**Source records:**

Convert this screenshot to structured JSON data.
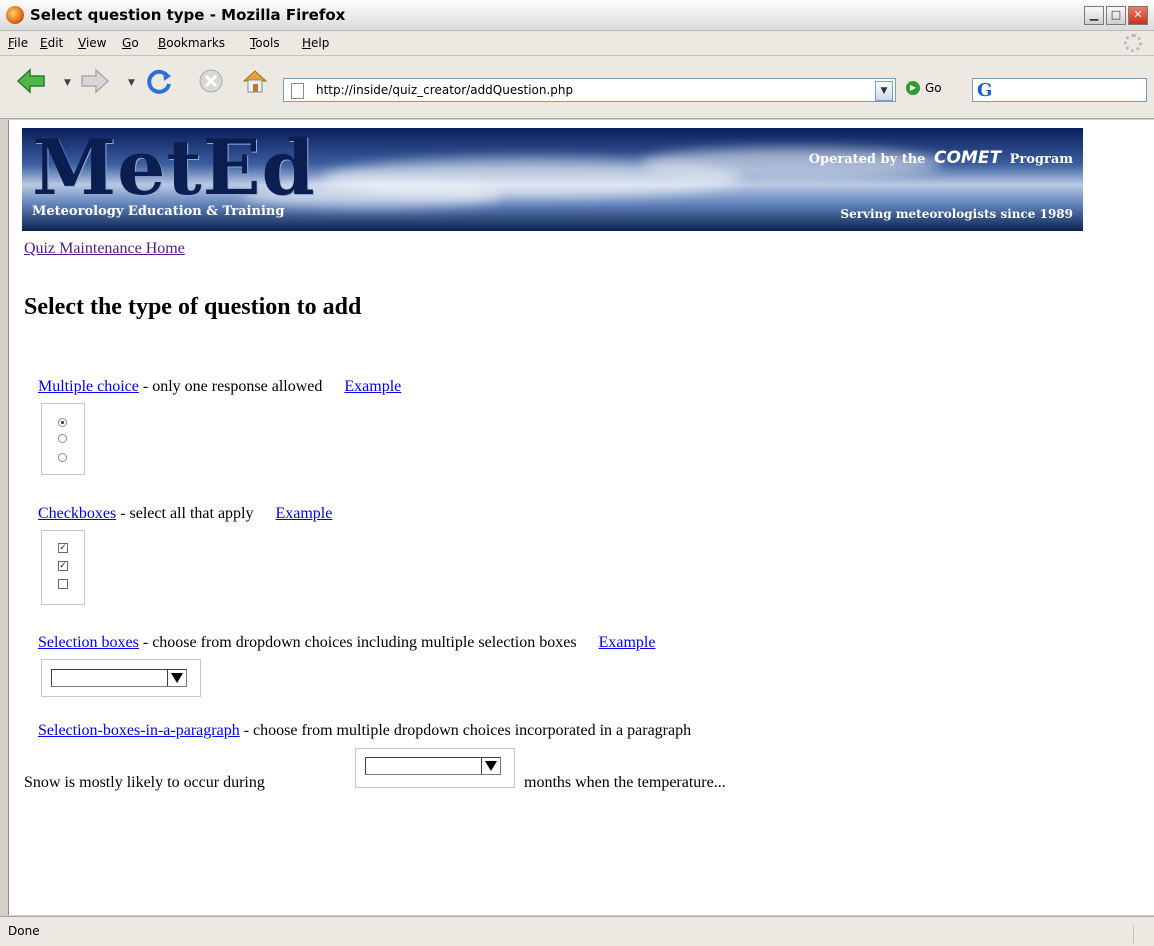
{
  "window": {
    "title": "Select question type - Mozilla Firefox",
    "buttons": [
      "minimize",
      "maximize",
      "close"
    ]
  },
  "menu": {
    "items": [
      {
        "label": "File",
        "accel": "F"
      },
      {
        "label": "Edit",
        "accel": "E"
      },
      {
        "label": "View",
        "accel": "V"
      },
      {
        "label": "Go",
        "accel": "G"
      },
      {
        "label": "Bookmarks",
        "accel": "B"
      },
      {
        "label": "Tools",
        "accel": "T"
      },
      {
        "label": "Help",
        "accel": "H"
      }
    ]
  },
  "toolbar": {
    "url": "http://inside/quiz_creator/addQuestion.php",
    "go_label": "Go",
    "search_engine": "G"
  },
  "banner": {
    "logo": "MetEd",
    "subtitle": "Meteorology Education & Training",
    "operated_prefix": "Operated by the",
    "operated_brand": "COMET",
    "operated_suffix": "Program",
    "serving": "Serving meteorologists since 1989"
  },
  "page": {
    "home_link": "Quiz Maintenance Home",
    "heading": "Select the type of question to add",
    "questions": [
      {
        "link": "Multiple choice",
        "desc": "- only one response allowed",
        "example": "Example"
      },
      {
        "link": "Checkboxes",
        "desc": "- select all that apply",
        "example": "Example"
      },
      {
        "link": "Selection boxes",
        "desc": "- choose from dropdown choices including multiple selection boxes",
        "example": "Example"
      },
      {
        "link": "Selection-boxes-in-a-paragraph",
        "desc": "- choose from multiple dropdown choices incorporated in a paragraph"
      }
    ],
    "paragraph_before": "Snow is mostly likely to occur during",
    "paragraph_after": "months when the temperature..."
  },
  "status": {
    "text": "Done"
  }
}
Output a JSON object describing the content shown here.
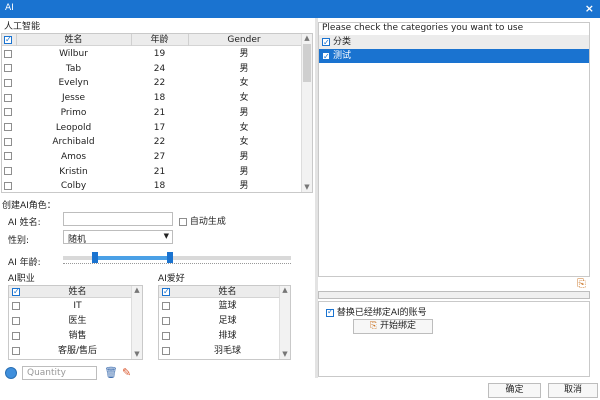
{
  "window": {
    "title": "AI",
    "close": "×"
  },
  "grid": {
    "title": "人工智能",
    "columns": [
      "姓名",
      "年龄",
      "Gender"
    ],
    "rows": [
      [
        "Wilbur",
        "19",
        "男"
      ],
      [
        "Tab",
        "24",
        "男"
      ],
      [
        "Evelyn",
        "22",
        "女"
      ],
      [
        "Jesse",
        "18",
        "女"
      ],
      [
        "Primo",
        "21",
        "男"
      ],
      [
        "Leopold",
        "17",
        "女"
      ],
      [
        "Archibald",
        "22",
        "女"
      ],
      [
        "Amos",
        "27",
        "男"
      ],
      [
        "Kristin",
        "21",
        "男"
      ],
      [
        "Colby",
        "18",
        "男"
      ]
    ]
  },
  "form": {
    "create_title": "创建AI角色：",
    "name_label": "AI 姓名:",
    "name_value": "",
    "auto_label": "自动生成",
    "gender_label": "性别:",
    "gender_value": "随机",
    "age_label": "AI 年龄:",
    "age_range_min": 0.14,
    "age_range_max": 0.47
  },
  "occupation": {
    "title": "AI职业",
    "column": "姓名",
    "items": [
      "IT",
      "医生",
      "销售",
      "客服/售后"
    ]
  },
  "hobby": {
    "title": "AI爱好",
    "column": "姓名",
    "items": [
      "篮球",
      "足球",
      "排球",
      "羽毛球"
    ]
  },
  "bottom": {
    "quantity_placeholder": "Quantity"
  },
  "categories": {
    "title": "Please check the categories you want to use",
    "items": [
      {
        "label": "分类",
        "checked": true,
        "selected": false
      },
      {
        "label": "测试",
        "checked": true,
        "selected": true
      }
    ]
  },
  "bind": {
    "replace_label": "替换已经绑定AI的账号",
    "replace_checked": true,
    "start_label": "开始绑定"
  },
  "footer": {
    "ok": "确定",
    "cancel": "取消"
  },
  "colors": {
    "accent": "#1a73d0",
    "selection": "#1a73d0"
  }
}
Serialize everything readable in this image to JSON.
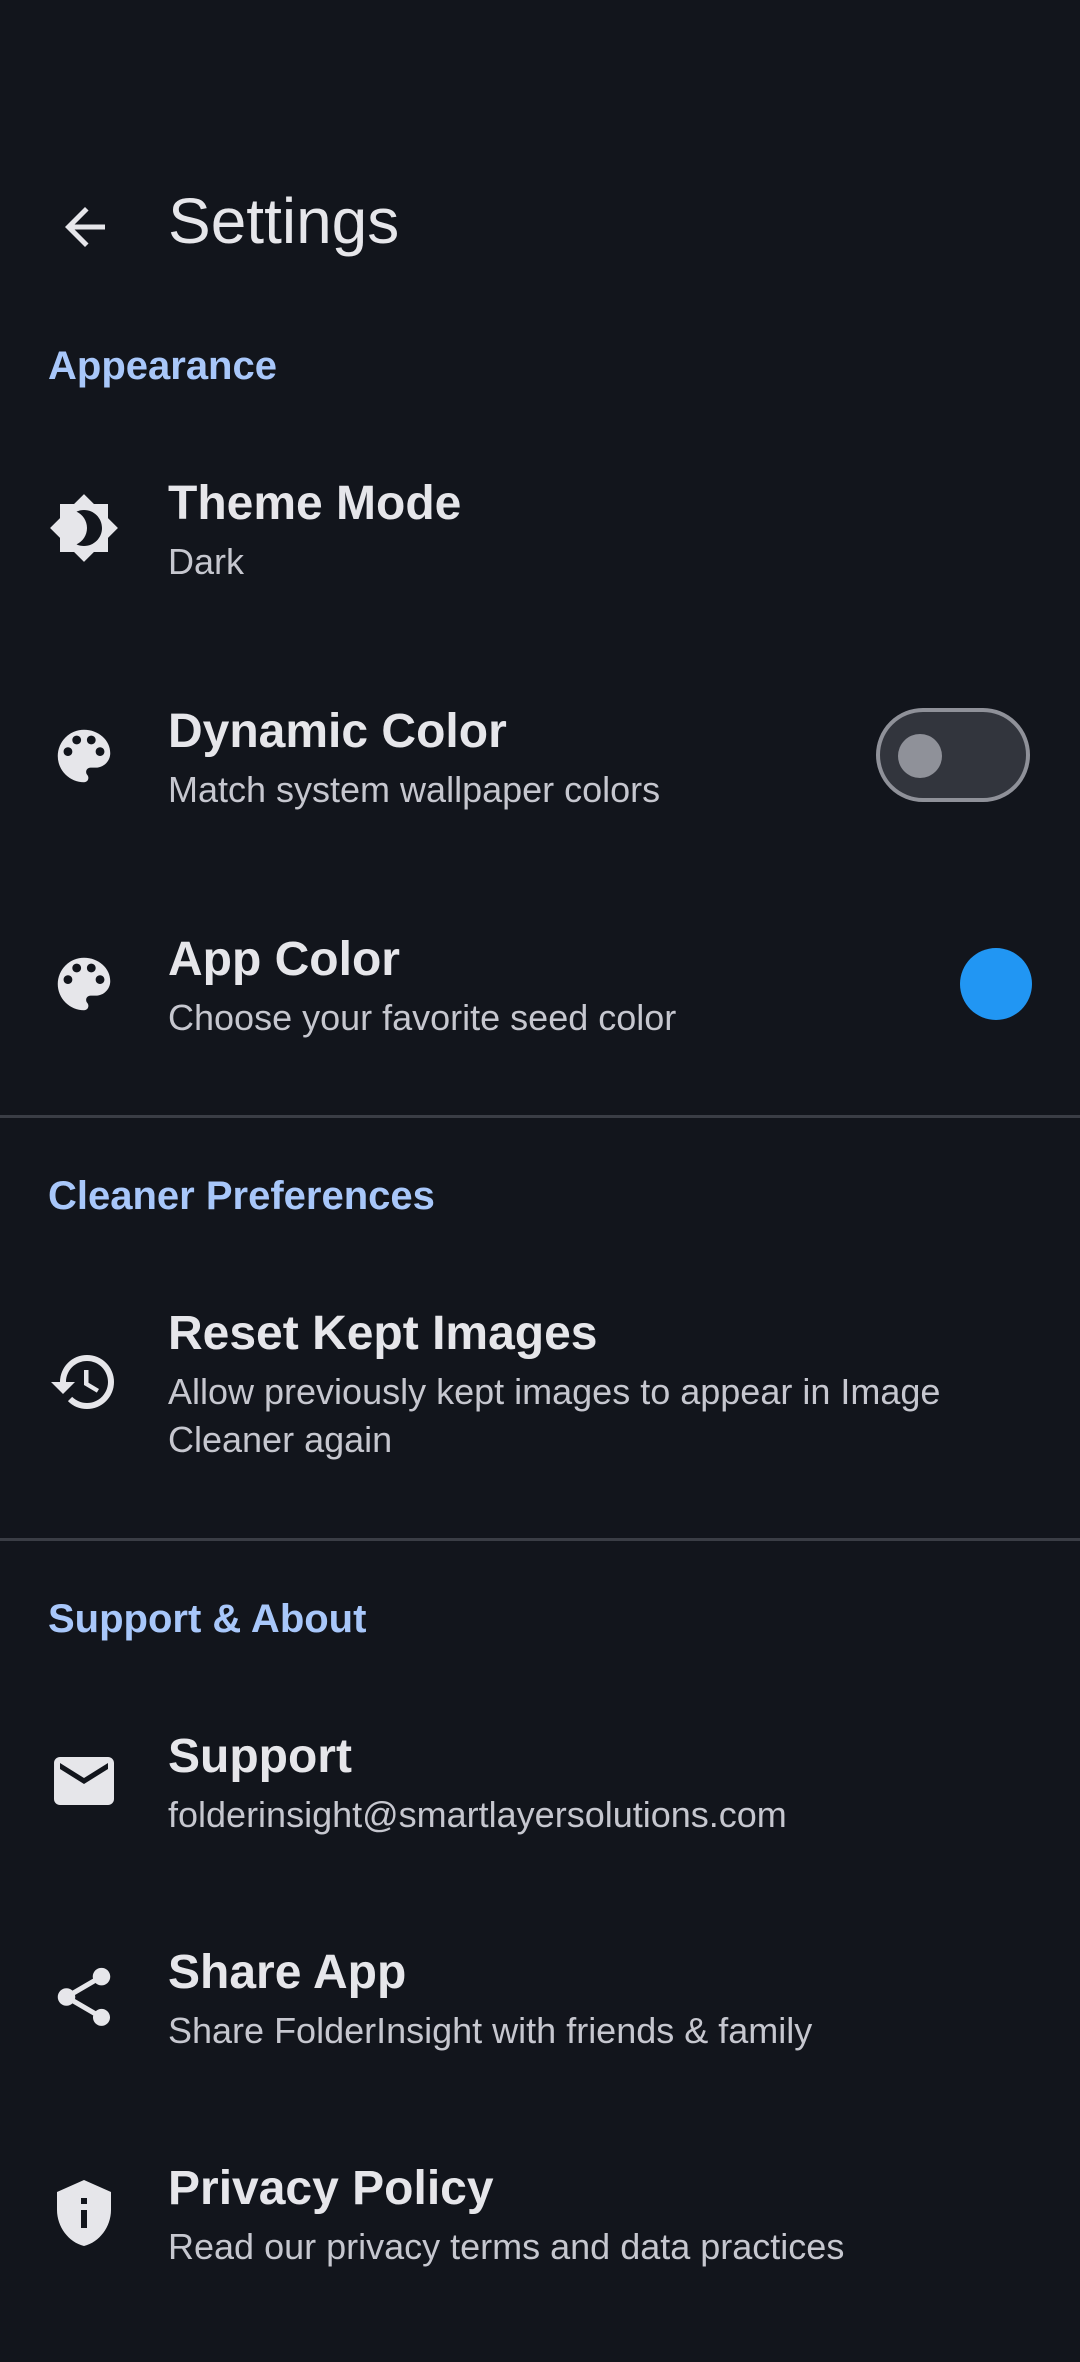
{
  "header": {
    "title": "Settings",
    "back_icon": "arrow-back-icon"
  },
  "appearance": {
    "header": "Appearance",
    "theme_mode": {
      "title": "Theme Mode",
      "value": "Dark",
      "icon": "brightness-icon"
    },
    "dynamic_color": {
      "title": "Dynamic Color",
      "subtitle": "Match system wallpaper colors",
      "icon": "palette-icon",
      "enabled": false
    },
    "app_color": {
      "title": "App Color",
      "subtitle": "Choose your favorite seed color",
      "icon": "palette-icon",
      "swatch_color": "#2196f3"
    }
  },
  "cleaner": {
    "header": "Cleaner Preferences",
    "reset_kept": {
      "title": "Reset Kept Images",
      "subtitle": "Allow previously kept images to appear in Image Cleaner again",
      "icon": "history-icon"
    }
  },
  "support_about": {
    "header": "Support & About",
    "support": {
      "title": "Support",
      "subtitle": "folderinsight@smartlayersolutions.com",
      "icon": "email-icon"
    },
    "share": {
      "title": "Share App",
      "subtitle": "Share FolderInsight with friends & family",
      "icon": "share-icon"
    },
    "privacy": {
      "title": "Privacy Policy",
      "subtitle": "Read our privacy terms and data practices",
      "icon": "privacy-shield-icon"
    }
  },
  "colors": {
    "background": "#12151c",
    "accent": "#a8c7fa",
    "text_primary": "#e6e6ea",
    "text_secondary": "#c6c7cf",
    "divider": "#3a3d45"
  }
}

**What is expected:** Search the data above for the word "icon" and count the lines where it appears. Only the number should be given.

**Result for this task:** 8